The special effects are great for the time, mixing stop motion animation with practical effects. These aren’t as memorable as in Evil Dead 2, but it’s still a fine effort all the same.
And it’s the most accessible film from the trilogy, with the reduction in horror making it less bizarre and scary.
In terms of mindless escapism, it’s a lot of fun. Yeah, it’s not perfect by a long shot. But it delivers its daftness with serious panache and there’s a lot to enjoy.
Army of Darkness’ Original Ending
Now, the whole editing process of Army of Darkness got quite confused.
Once the film was finished, the original ending (above) was considered a Debbie Downer by the studio.
It closes with Ash making another stupid error, which means he ends up far into the distant future and very much alone.
Yeah, the studio thought that was depressing. As did some of the test screening audience. And so, in great movie fashion, they went off to film the other ending instead.
But that’s where it gets confusing, as the North American and European releases have a jumbled mess of which ending is included.
From what we’ve heard, the original ending did end up on the VHS release for the UK version… and in various other places.
Otherwise, the the US the ending is the kickass one in the supermarket.
The accepted ending amongst fans seems to be the supermarket one and, sure, we can live with that. As it’s a good laugh.
The Production of Army of Darkness
The budget for Evil Dead 3 was ramped up after the first sequel. In 1987 Raimi had $3.6 million to work with.
In 1992, he received $11 million. A big budget for the era.
This prompted a more ambitious project, finally shifting the action out of the cabin in the woods into a lush environment.
Army of Darkness wasn’t as big a hit as everyone was hoping, but did go on to make back $21.5 million worldwide. Since then, as with the other films in the series, it’s gained a considerable cult following.
Reviews were pretty mixed, however, with criticisms aiming at the excessive use of comedy over horror. That’s down to personal preference whether you see it as a fault or not.
Filming took place over 100 days in mid-1991. The location was Acton, California, right at the edge of the Mojave Desert. Right in the crushing heat of summer.

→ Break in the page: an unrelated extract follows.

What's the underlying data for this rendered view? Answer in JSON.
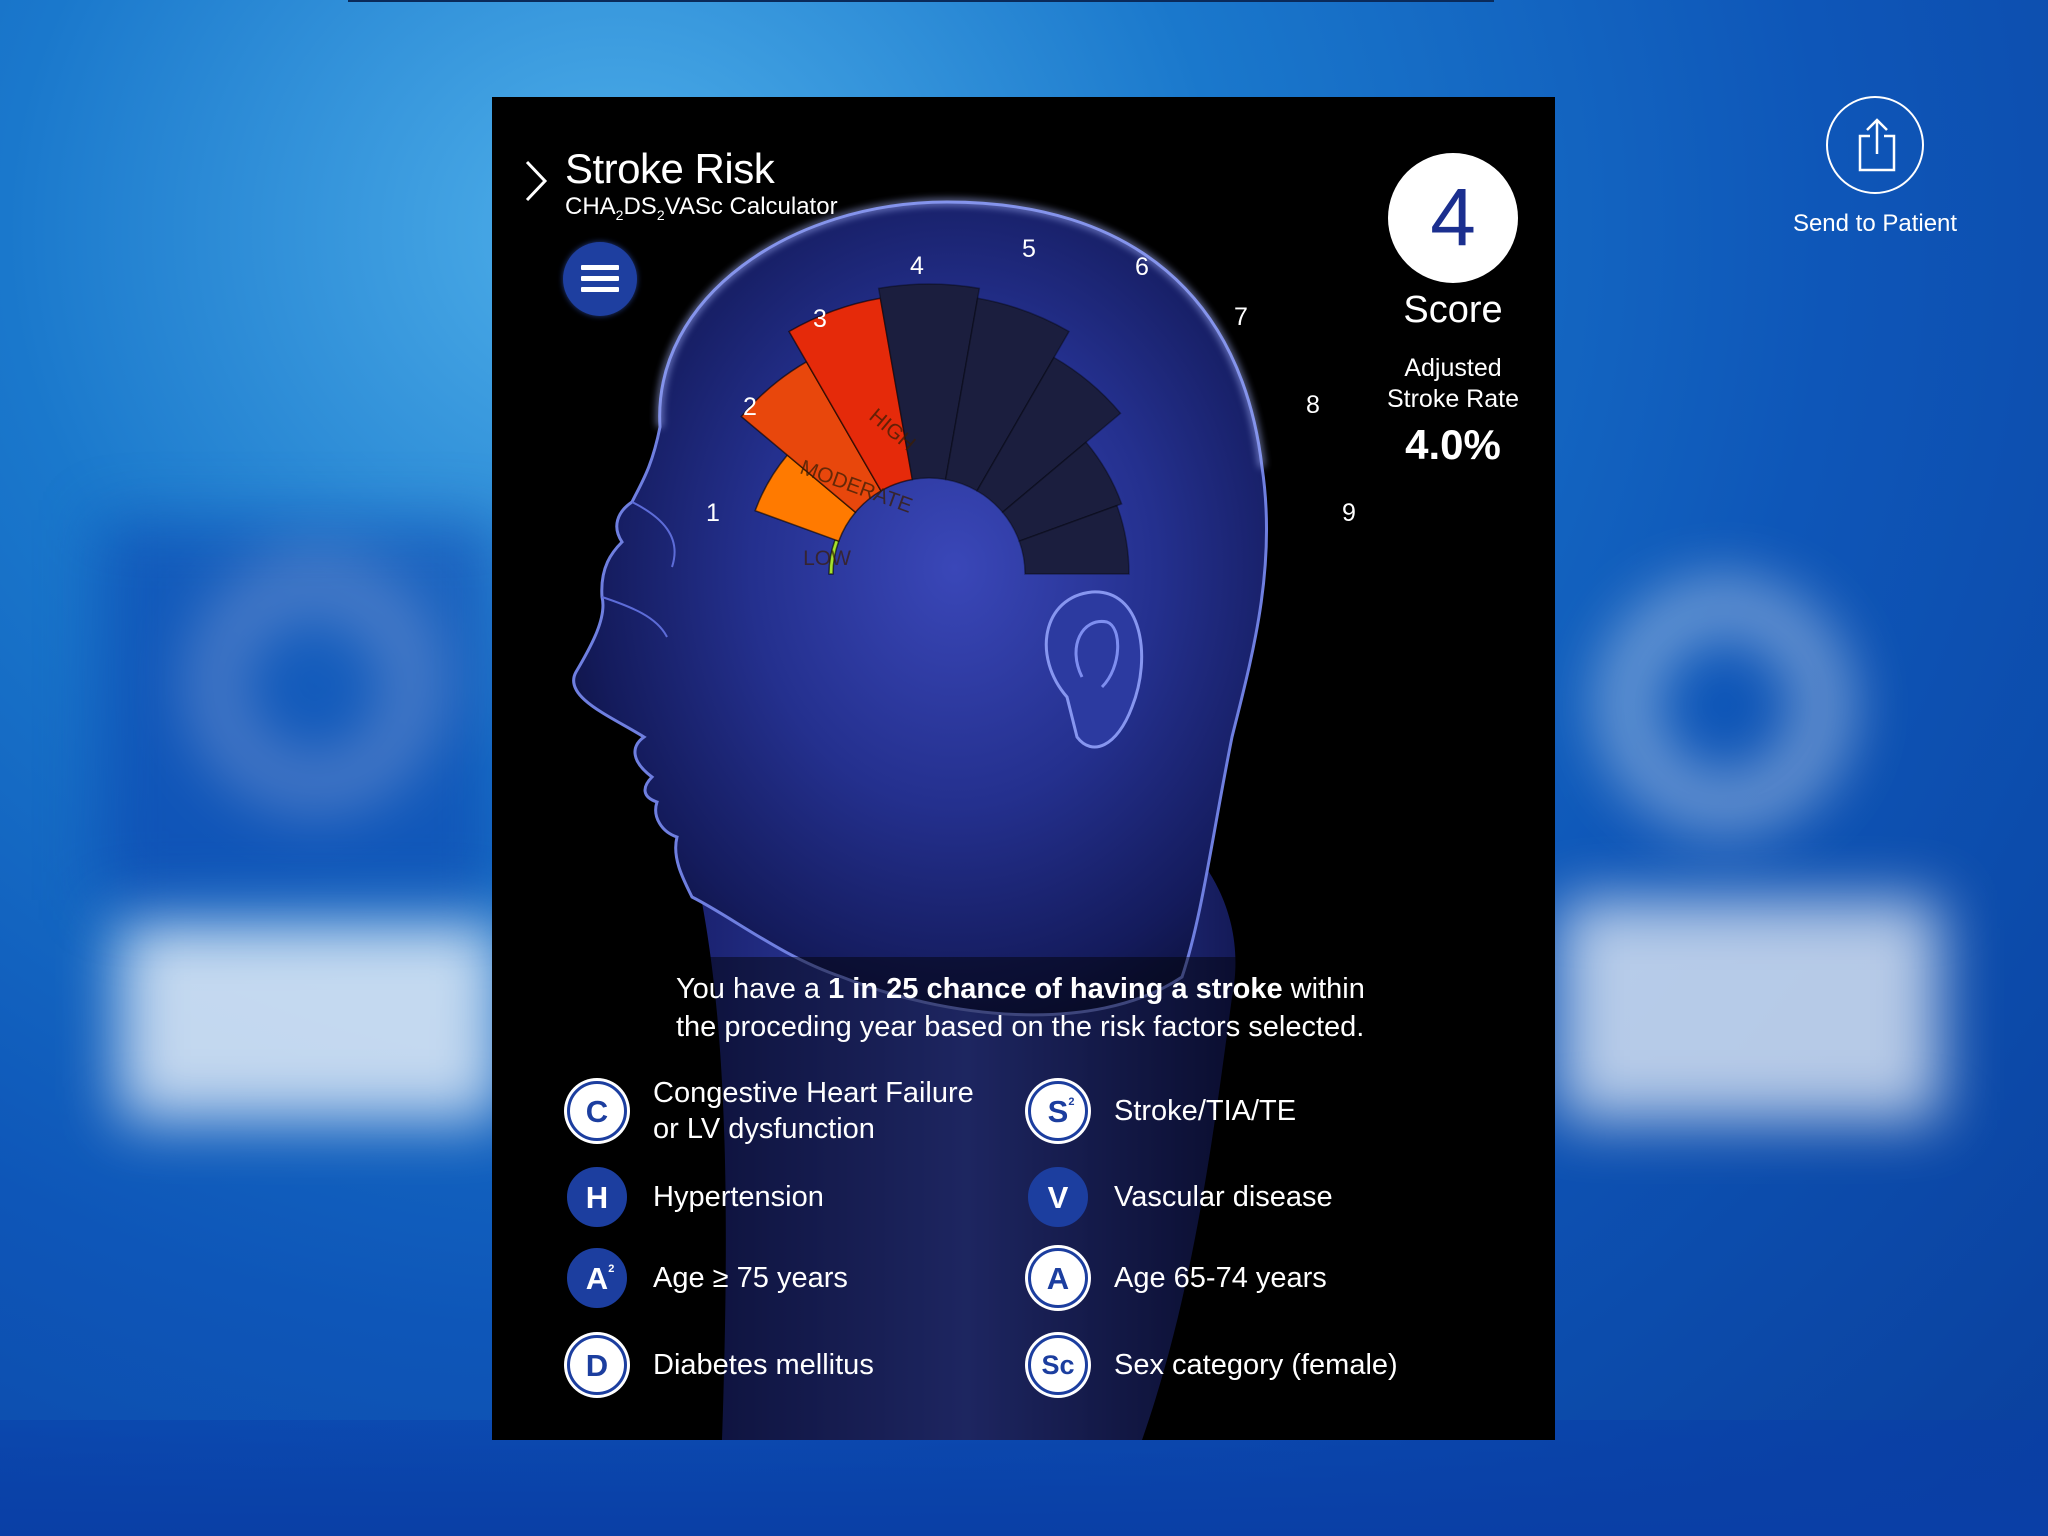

The intense heat, followed by freezing night temperatures, made it a difficult shoot (as you’d expect).
And lead actor Bruce Campbell found it particularly tough going, having to remember complex choreography for fight scenes. Often battling monsters that weren’t really there, needing to be added in later by the special effects team.
Speaking of which! Greg Nicotero and Howard Berger returned from Evil Dead 2, this time with their fledging company KNB EFX Group (they’ve since worked on The Walking Dead series to great effect).

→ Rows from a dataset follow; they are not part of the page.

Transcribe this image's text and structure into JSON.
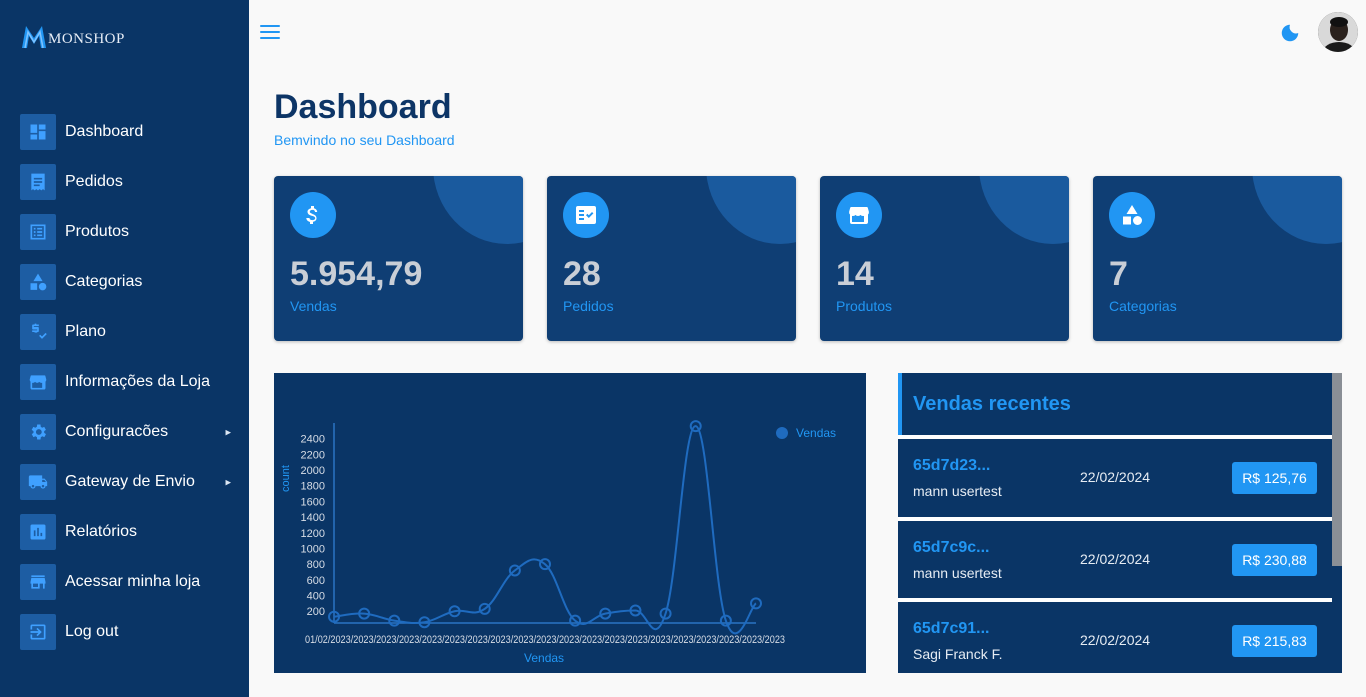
{
  "app": {
    "brand": "MONSHOP"
  },
  "sidebar": {
    "items": [
      {
        "label": "Dashboard",
        "icon": "dashboard-icon"
      },
      {
        "label": "Pedidos",
        "icon": "receipt-icon"
      },
      {
        "label": "Produtos",
        "icon": "list-icon"
      },
      {
        "label": "Categorias",
        "icon": "category-icon"
      },
      {
        "label": "Plano",
        "icon": "price-check-icon"
      },
      {
        "label": "Informações da Loja",
        "icon": "storefront-icon"
      },
      {
        "label": "Configuracões",
        "icon": "gear-icon",
        "submenu": true
      },
      {
        "label": "Gateway de Envio",
        "icon": "truck-icon",
        "submenu": true
      },
      {
        "label": "Relatórios",
        "icon": "chart-icon"
      },
      {
        "label": "Acessar minha loja",
        "icon": "store-icon"
      },
      {
        "label": "Log out",
        "icon": "logout-icon"
      }
    ]
  },
  "header": {
    "menu_icon": "hamburger-icon",
    "theme_icon": "moon-icon"
  },
  "main": {
    "title": "Dashboard",
    "subtitle": "Bemvindo no seu Dashboard"
  },
  "stats": [
    {
      "value": "5.954,79",
      "label": "Vendas",
      "icon": "dollar-icon"
    },
    {
      "value": "28",
      "label": "Pedidos",
      "icon": "checklist-icon"
    },
    {
      "value": "14",
      "label": "Produtos",
      "icon": "storefront-icon"
    },
    {
      "value": "7",
      "label": "Categorias",
      "icon": "category-icon"
    }
  ],
  "recent_sales": {
    "title": "Vendas recentes",
    "items": [
      {
        "id": "65d7d23...",
        "customer": "mann usertest",
        "date": "22/02/2024",
        "amount": "R$ 125,76"
      },
      {
        "id": "65d7c9c...",
        "customer": "mann usertest",
        "date": "22/02/2024",
        "amount": "R$ 230,88"
      },
      {
        "id": "65d7c91...",
        "customer": "Sagi Franck F.",
        "date": "22/02/2024",
        "amount": "R$ 215,83"
      }
    ]
  },
  "colors": {
    "sidebar_bg": "#0a3566",
    "accent": "#2196f3",
    "card_bg": "#0f3e74"
  },
  "chart_data": {
    "type": "line",
    "xlabel": "Vendas",
    "ylabel": "count",
    "legend": "Vendas",
    "legend_position": "top-right",
    "y_ticks": [
      200,
      400,
      600,
      800,
      1000,
      1200,
      1400,
      1600,
      1800,
      2000,
      2200,
      2400
    ],
    "ylim": [
      50,
      2600
    ],
    "tick_label_overlap": "01/02/2023/2023/2023/2023/2023/2023/2023/2023/2023/2023/2023/2023/2023/2023/2023/2023/2023/2023/2023/2023",
    "series": [
      {
        "name": "Vendas",
        "values": [
          130,
          170,
          80,
          60,
          200,
          230,
          720,
          800,
          80,
          170,
          210,
          170,
          2560,
          80,
          300
        ]
      }
    ]
  }
}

Their work in Army of Darkness is reminiscent of Ray Harryhausen (1920-2013) and his work in the likes of Jason and the Argonauts (1963).
Stop motion animated skeletons in Army of Darkness’ battle scenes resemble those from the landmark film, so it’s a clear nod to Harryhausen’s incredible work.

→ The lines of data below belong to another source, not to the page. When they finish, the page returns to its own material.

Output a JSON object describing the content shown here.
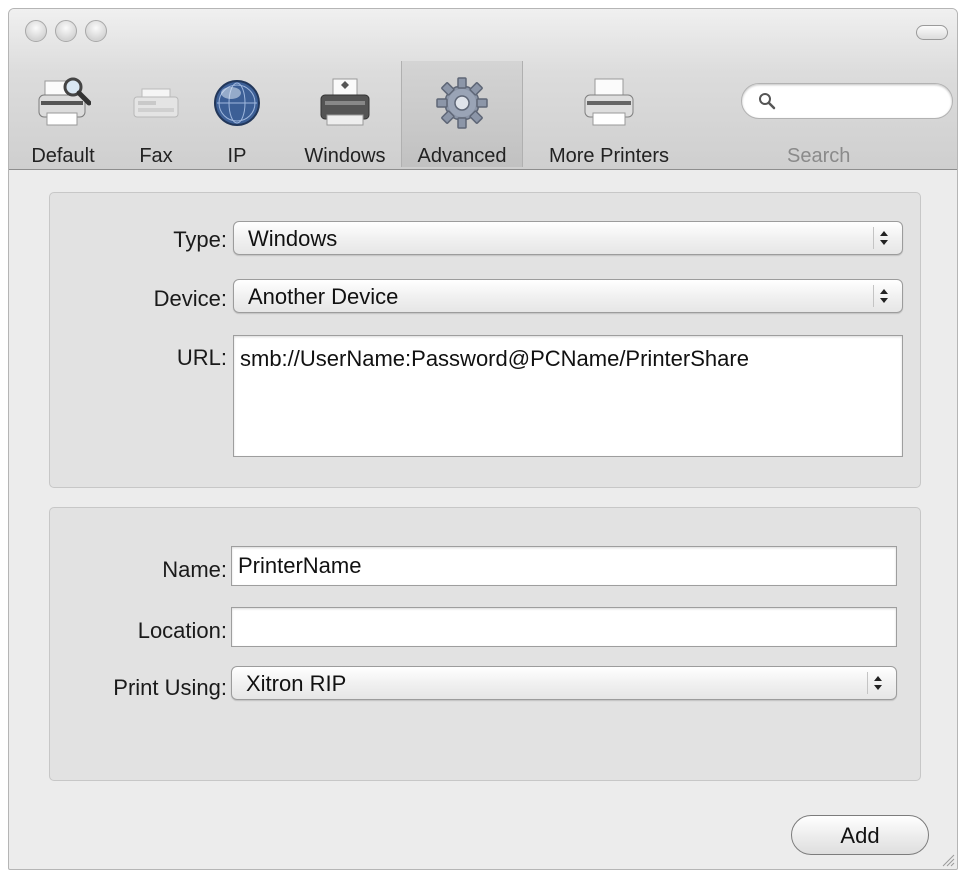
{
  "window": {
    "toolbar": {
      "items": [
        {
          "label": "Default",
          "icon": "default-printer-icon"
        },
        {
          "label": "Fax",
          "icon": "fax-icon"
        },
        {
          "label": "IP",
          "icon": "globe-icon"
        },
        {
          "label": "Windows",
          "icon": "windows-printer-icon"
        },
        {
          "label": "Advanced",
          "icon": "gear-icon",
          "selected": true
        },
        {
          "label": "More Printers",
          "icon": "printer-icon"
        }
      ],
      "search": {
        "label": "Search",
        "value": "",
        "icon": "search-icon"
      }
    }
  },
  "device_group": {
    "type": {
      "label": "Type:",
      "value": "Windows"
    },
    "device": {
      "label": "Device:",
      "value": "Another Device"
    },
    "url": {
      "label": "URL:",
      "value": "smb://UserName:Password@PCName/PrinterShare"
    }
  },
  "printer_group": {
    "name": {
      "label": "Name:",
      "value": "PrinterName"
    },
    "location": {
      "label": "Location:",
      "value": ""
    },
    "print_using": {
      "label": "Print Using:",
      "value": "Xitron RIP"
    }
  },
  "actions": {
    "add_label": "Add"
  },
  "colors": {
    "window_bg": "#ececec",
    "group_bg": "#e2e2e2",
    "toolbar_bg": "#d6d6d6"
  }
}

For the time, it all works very well and we think their application is part of the charm of the film. We know it’s stop motion animation, but it still looks unique and has a great appeal.
To add to the realism, female dancers were also used as skeleton extras for the battle scenes as they were skinner than geezers and had some nifty moves on them.
Finally, fans were a bit sad to see the end of the series.
But they were delighted 20 years later when the TV series Ash vs Evil Dead arrived on the scene! Naturally, the legend that is Bruce Campbell returned to play Ash Williams.
We’ve yet to watch any of this, but it ran from October 2015 to April 2018. It had a three series run of 10 episodes each season, but was then cancelled.
Despite that, it holds strong reviews and looks like a lot of fun. So, we’ll make sure we catch up with that sometime soon.
Bruce Campbell is into his 60s now and has recently called it a day on live action performances of Ash, due to his age.
But a video game called Evil Dead: The Game is launching in 2022 and lets players take control of Ash Williams.
Campbell provides his vocal talents there, not ruling out further contributions to this iconic horror character he helped to create.